Sheriff Jim Alderden turned to reporters during a news conference, gave a thumbs up and said Falcon Heene was at his house. "Apparently he's been there the whole time," he said. The confusion over whether the boy was in the balloon arose as the family tinkered with the craft on Thursday and Falcon's father scolded him for getting inside a compartment. He said the boy's brother saw him inside the compartment and that's why they mistakenly thought he was aboard the balloon when it launched. But he had in fact fled to the garage, climbing a pole into the rafters and hiding in a cardboard box at some point after the scolding. He was never in the balloon during its two-hour journey through two counties and the ensuing pursuit, broadcast live on US television.

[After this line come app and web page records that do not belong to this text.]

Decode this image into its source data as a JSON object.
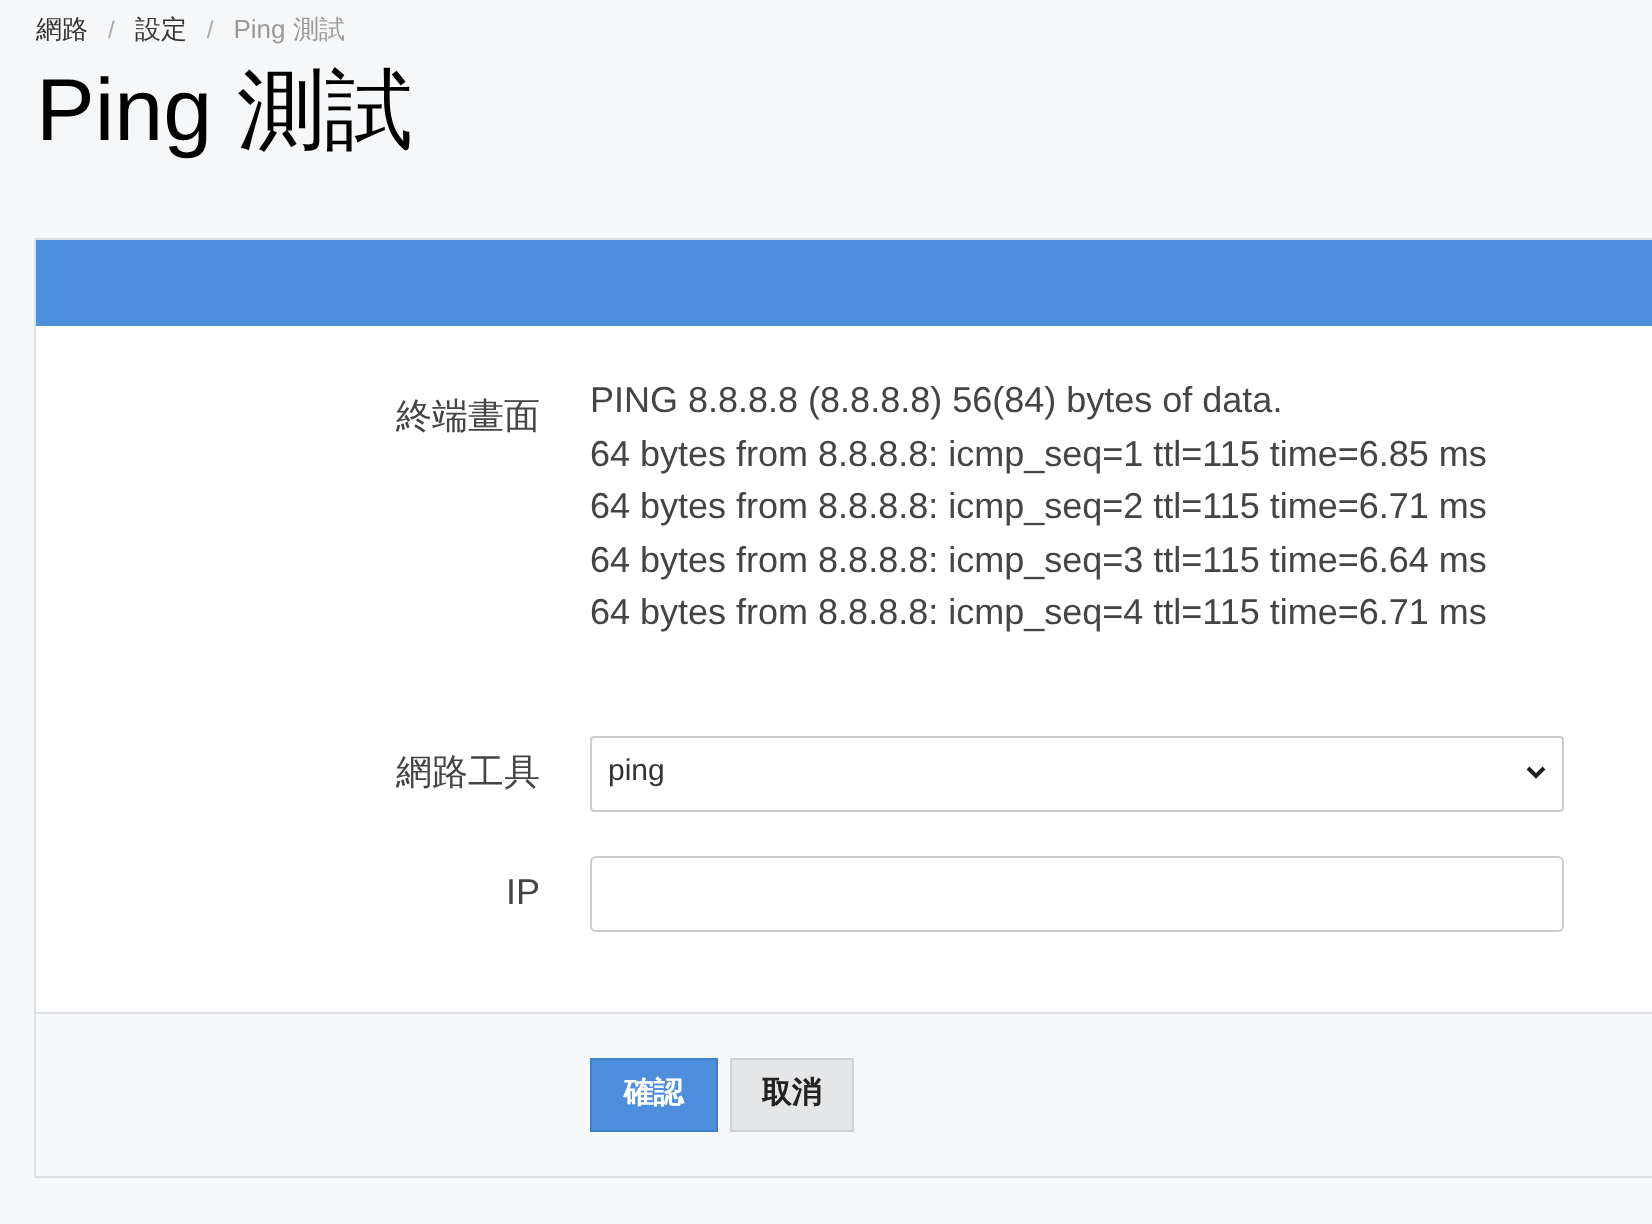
{
  "breadcrumb": [
    {
      "label": "網路",
      "current": false
    },
    {
      "separator": "/",
      "label": "設定",
      "current": false
    },
    {
      "separator": "/",
      "label": "Ping 測試",
      "current": true
    }
  ],
  "title": "Ping 測試",
  "terminal": {
    "label": "終端畫面",
    "lines": [
      "PING 8.8.8.8 (8.8.8.8) 56(84) bytes of data.",
      "64 bytes from 8.8.8.8: icmp_seq=1 ttl=115 time=6.85 ms",
      "64 bytes from 8.8.8.8: icmp_seq=2 ttl=115 time=6.71 ms",
      "64 bytes from 8.8.8.8: icmp_seq=3 ttl=115 time=6.64 ms",
      "64 bytes from 8.8.8.8: icmp_seq=4 ttl=115 time=6.71 ms"
    ]
  },
  "fields": [
    {
      "kind": "select",
      "label": "網路工具",
      "value": "ping"
    },
    {
      "kind": "text",
      "label": "IP"
    }
  ],
  "buttons": [
    {
      "kind": "primary",
      "label": "確認"
    },
    {
      "kind": "default",
      "label": "取消"
    }
  ]
}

"I yelled at him. I'm really sorry I yelled at him," the father, Richard Heene said, appearing to be close to tears and hugging Falcon during a news conference. "I was in the attic and he scared me because he yelled at me," Falcon said. "That's why I went in the attic." The Heene family are storm chasers who also devote their time to scientific experiments that include looking for extraterrestrials and building a research-gathering flying saucer to send into the eye of the storm. Mr Heene said the family had been working on a low-altitude vehicle that people could take out of their garages and use to hover over traffic. During a live interview with CNN, Falcon said he had heard his family calling his name. When asked why he did not come out, the boy answered, "You had said that we did this for a show." Later, Mr Heene bristled when the family was asked to clarify and said he did not know what his son meant. He did not ask his son what he meant by "a show". Sheriff Alderden is planning to meet with investigators today to see if the case warranted further investigation. * AP